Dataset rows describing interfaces
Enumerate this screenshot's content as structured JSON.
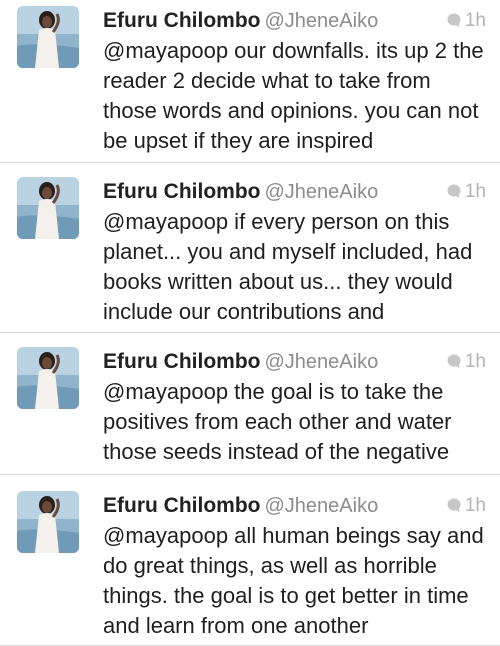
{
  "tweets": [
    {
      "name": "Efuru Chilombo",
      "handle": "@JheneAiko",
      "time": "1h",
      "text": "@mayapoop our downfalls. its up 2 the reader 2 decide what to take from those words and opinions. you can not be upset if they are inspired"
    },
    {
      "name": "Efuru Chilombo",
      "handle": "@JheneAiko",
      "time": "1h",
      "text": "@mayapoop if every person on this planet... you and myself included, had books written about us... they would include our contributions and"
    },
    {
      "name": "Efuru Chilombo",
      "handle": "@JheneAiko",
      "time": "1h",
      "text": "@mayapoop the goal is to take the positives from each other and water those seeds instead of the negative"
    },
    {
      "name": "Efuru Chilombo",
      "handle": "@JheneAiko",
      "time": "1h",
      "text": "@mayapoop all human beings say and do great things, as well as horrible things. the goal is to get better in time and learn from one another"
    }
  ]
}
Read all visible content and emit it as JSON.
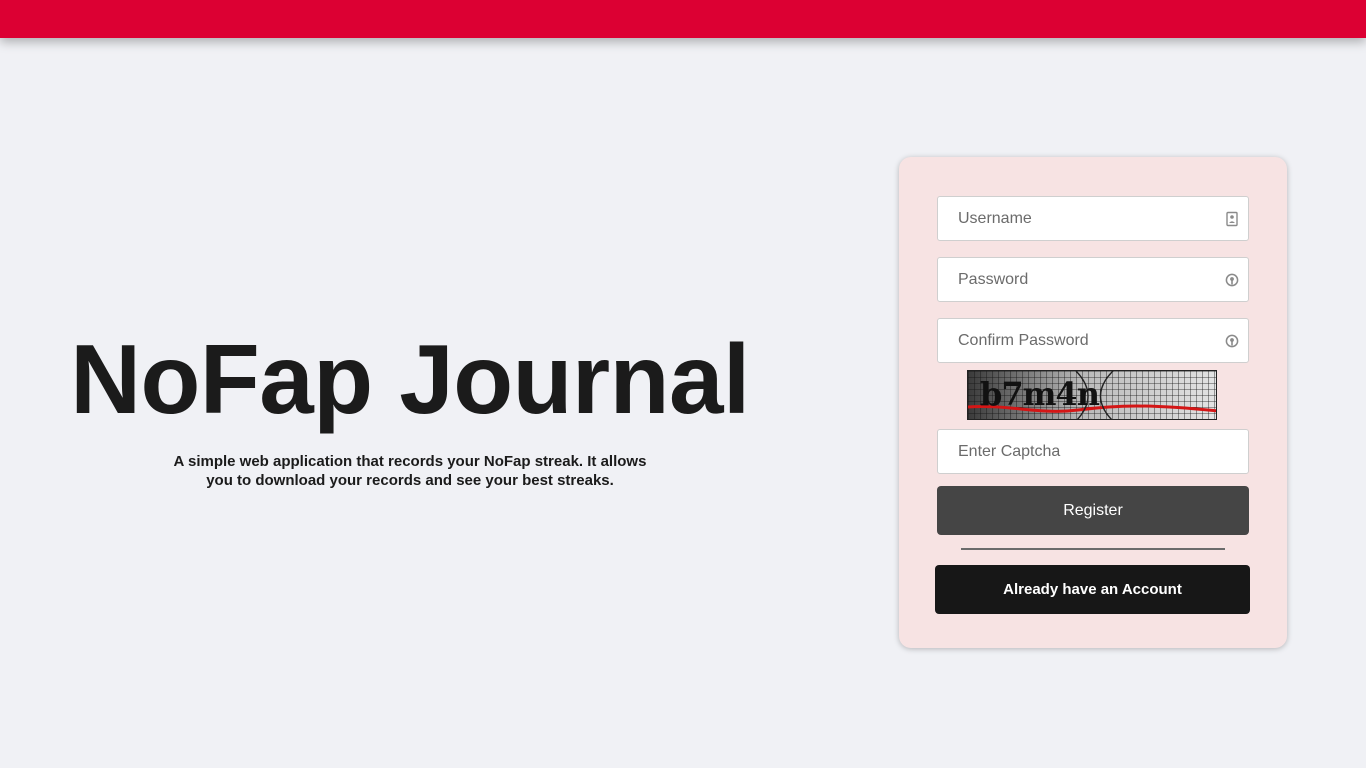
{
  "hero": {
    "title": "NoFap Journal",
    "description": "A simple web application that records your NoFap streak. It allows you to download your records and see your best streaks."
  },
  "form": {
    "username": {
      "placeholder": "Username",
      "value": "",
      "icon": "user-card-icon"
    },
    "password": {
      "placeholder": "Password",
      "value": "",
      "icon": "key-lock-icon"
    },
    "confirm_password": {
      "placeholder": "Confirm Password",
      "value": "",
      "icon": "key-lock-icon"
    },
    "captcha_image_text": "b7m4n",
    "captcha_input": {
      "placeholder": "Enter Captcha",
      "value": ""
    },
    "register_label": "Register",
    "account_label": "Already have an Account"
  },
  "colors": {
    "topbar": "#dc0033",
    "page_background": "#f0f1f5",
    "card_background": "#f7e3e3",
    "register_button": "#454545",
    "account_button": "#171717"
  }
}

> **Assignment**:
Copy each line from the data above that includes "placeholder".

> **Result of the exercise**:
      "placeholder": "Username",
      "placeholder": "Password",
      "placeholder": "Confirm Password",
      "placeholder": "Enter Captcha",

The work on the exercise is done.